The rules are important to maintaining homeowners’ property values. Most people want to follow the rules, but it’s only fair to make those rules clear and readily available to them in multiple places—for instance, within their HOA accounting platform and on the HOA’s website. 

Some HOA accounting softwares offer these many communication features within one holistic platform, and many come with a free trial period. Try out a few and see which one offers you the best set of features.

Pillar 4: Plan For the Future

With financial transparency, your HOA can start working toward long-term goals without having to increase dues or impose a special assessment fee on homeowners. When looking to the future, there are a few specific things to consider. 

Mid- and long-term maintenance

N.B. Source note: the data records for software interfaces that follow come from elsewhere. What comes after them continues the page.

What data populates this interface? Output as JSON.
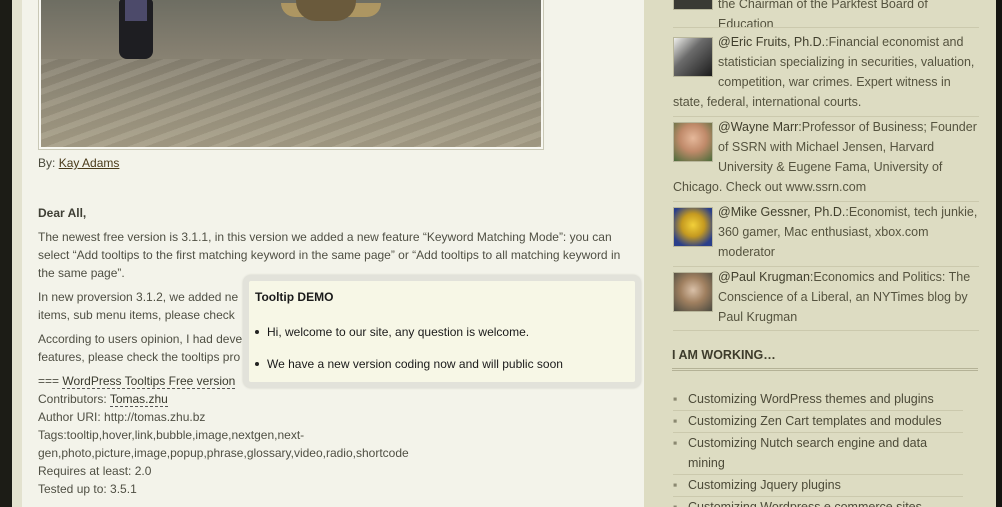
{
  "post": {
    "byline_prefix": "By:",
    "byline_author": "Kay Adams",
    "greeting": "Dear All,",
    "para1": "The newest free version is 3.1.1, in this version we added a new feature “Keyword Matching Mode”: you can select “Add tooltips to the first matching keyword in the same page” or “Add tooltips to all matching keyword in the same page”.",
    "para2_line1": "In new proversion 3.1.2, we added ne",
    "para2_line2": "items, sub menu items, please check",
    "para3_line1": "According to users opinion, I had deve",
    "para3_line2": "features, please check the tooltips pro",
    "header_prefix": "===",
    "header_link": "WordPress Tooltips Free version",
    "contributors_label": "Contributors:",
    "contributors_value": "Tomas.zhu",
    "author_uri": "Author URI: http://tomas.zhu.bz",
    "tags_line1": "Tags:tooltip,hover,link,bubble,image,nextgen,next-",
    "tags_line2": "gen,photo,picture,image,popup,phrase,glossary,video,radio,shortcode",
    "requires": "Requires at least: 2.0",
    "tested": "Tested up to: 3.5.1"
  },
  "tooltip": {
    "title": "Tooltip DEMO",
    "items": [
      "Hi, welcome to our site, any question is welcome.",
      "We have a new version coding now and will public soon"
    ]
  },
  "sidebar": {
    "top_fragment": "the Chairman of the Parkfest Board of Education",
    "people": [
      {
        "handle": "@Eric Fruits, Ph.D.",
        "desc": "Financial economist and statistician specializing in securities, valuation, competition, war crimes. Expert witness in state, federal, international courts."
      },
      {
        "handle": "@Wayne Marr",
        "desc": "Professor of Business; Founder of SSRN with Michael Jensen, Harvard University & Eugene Fama, University of Chicago. Check out www.ssrn.com"
      },
      {
        "handle": "@Mike Gessner, Ph.D.",
        "desc": "Economist, tech junkie, 360 gamer, Mac enthusiast, xbox.com moderator"
      },
      {
        "handle": "@Paul Krugman",
        "desc": "Economics and Politics: The Conscience of a Liberal, an NYTimes blog by Paul Krugman"
      }
    ],
    "working_title": "I AM WORKING…",
    "working_items": [
      "Customizing WordPress themes and plugins",
      "Customizing Zen Cart templates and modules",
      "Customizing Nutch search engine and data mining",
      "Customizing Jquery plugins",
      "Customizing Wordpress e commerce sites"
    ]
  }
}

Sooner or later, your amenities will need some significant repairs, like replacing the roof on the clubhouse or having the water in the pool replaced. With enough foresight, you can gradually save for these costs so that it doesn’t affect homeowner dues or the financial progress of the HOA. 

To anticipate what these expenses will be, your HOA should conduct a reserve study. A reserve study is basically an assessment of your common areas and amenities, and it produces a maintenance schedule that will inform your HOA’s planning. 

Reserves

Reserves are the HOA’s savings. Some states require HOAs to hold a certain amount of reserve funds. Reserves help insulate the HOA from unexpected expenses and help preserve the community’s value. 

Saving for reserves and maintenance costs is no different than budgeting for a new amenity: It all starts with financial transparency and clear bookkeeping.

Software is the Key to HOA Management

HOA management traditionally requires a ton of manual legwork, imposing a huge burden on HOA volunteers who want to contribute to their community. HOA accounting software helps them excel at their duties at a fraction of the time and effort. 

With HOA software, the HOA can gain a clear picture of its finances, and it is from this clarity that everything else stems. But effective HOA management isn’t just accounting. It’s about creating a great place to live. The best HOA management software comes with all the additional features you need to create a great experience for homeowners and build stability for your community for years to come.

Share on facebook
Facebook
Share on twitter
Twitter
Share on linkedin
LinkedIn
Share on pinterest
Pinterest

Latest Issue

4 Pillars of HOA Management
BDC June 2022 issue - 293

Related Articles